She was a professional nurse at our hospital, not much older than me, and with no time during shift-work to see her private gynaecologist, she made the scary decision to come to the hospital’s gynae-clinic (scary because she would most certainly be seen first by an inept medical student before seeing the specialist).
I had to page her when I was ready for her, and while waiting for her to arrive I went through her latest results. I saw that on the same day as her last Pap smear, she had had an HIV-test. It was her six-month follow-up test after an injury on duty.
It was a moment that reminded me how connected healthcare workers are. We work long and strange hours that cause us to neglect our own health. We expose ourselves to the flavour-of-the-season bugs. In the heat of the moment resuscitating a patient we are at high risk of being stuck by a wayward needle.
Medicine is nearly inseparable from our lives and sometimes it seems the only people who understand that are other healthcare workers. Other nurses, other doctors, and maybe the final year student that does your speculum examination and hopes to God that it doesn’t hurt.
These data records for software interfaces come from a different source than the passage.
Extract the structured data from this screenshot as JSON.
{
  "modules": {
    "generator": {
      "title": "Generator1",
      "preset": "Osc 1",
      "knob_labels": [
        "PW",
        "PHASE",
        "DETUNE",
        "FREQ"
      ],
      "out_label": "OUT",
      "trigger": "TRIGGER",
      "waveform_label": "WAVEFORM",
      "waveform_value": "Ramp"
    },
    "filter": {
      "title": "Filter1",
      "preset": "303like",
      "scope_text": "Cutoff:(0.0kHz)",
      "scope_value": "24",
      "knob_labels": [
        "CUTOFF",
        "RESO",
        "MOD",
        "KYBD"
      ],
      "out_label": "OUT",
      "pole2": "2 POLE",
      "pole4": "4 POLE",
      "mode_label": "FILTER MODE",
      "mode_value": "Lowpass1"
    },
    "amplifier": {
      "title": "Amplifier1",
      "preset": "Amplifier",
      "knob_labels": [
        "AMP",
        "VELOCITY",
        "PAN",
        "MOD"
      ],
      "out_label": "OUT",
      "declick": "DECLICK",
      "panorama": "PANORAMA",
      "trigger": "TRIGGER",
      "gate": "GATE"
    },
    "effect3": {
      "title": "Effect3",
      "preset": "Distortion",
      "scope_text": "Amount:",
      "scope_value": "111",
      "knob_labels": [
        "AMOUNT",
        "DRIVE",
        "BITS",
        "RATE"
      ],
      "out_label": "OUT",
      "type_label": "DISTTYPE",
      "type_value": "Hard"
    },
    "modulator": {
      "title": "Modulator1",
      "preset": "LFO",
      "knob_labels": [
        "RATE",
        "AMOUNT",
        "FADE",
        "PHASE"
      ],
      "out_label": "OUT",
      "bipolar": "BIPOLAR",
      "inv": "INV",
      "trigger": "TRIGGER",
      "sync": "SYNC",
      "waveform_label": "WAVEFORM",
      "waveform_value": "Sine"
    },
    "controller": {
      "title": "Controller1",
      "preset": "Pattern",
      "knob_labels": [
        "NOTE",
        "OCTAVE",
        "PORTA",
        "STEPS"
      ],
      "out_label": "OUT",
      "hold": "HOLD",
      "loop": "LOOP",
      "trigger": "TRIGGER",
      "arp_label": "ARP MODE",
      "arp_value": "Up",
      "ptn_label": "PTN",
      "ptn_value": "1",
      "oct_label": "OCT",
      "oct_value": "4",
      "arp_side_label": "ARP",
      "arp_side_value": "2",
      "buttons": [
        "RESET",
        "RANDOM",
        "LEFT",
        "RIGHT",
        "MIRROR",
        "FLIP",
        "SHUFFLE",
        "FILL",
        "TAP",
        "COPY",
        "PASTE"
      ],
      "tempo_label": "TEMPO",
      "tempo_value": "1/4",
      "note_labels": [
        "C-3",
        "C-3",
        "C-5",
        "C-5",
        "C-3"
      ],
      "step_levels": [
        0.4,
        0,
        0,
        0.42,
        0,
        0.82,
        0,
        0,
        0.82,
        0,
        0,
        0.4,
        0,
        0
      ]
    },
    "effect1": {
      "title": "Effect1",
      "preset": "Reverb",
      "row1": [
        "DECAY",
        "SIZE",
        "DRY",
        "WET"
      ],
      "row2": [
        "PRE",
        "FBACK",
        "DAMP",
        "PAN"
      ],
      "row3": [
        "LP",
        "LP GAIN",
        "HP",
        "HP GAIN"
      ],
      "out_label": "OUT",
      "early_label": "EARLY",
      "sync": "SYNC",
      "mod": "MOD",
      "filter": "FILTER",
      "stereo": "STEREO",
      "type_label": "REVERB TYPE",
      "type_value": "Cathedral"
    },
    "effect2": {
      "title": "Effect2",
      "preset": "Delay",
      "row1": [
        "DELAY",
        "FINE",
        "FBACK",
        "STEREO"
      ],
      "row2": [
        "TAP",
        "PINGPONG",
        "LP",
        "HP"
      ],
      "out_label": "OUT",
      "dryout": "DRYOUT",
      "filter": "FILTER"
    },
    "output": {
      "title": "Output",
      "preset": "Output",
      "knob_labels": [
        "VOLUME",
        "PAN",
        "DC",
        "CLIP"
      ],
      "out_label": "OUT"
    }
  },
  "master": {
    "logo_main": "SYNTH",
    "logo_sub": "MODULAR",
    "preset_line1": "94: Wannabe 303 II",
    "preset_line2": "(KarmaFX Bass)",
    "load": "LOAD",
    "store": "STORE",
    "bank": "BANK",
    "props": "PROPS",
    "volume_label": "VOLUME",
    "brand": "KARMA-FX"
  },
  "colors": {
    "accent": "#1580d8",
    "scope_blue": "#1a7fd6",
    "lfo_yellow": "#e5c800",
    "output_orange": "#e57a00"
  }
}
Why are we in a war against each other? I am so tired of seeing bitter Pins and Tweets about how nurses are taught “wrong”, or how doctors care “less” than nurses, or how we could survive without one or the other profession.
We are the ones that can help one another. The ones that can rub our backs when the side-effects of the PEP seem intolerable. The ones that will recite seroconversion statistics ad nauseum to give us hope, but would never suggest that our fears are unwarranted.
We are the same. We have different qualifications but we are all the same in the sacrifices that we make and the love we have for our patients, and sometimes we are the ones who will help reignite that long-forgotten passion when bureaucracy and burnout threaten to maim us.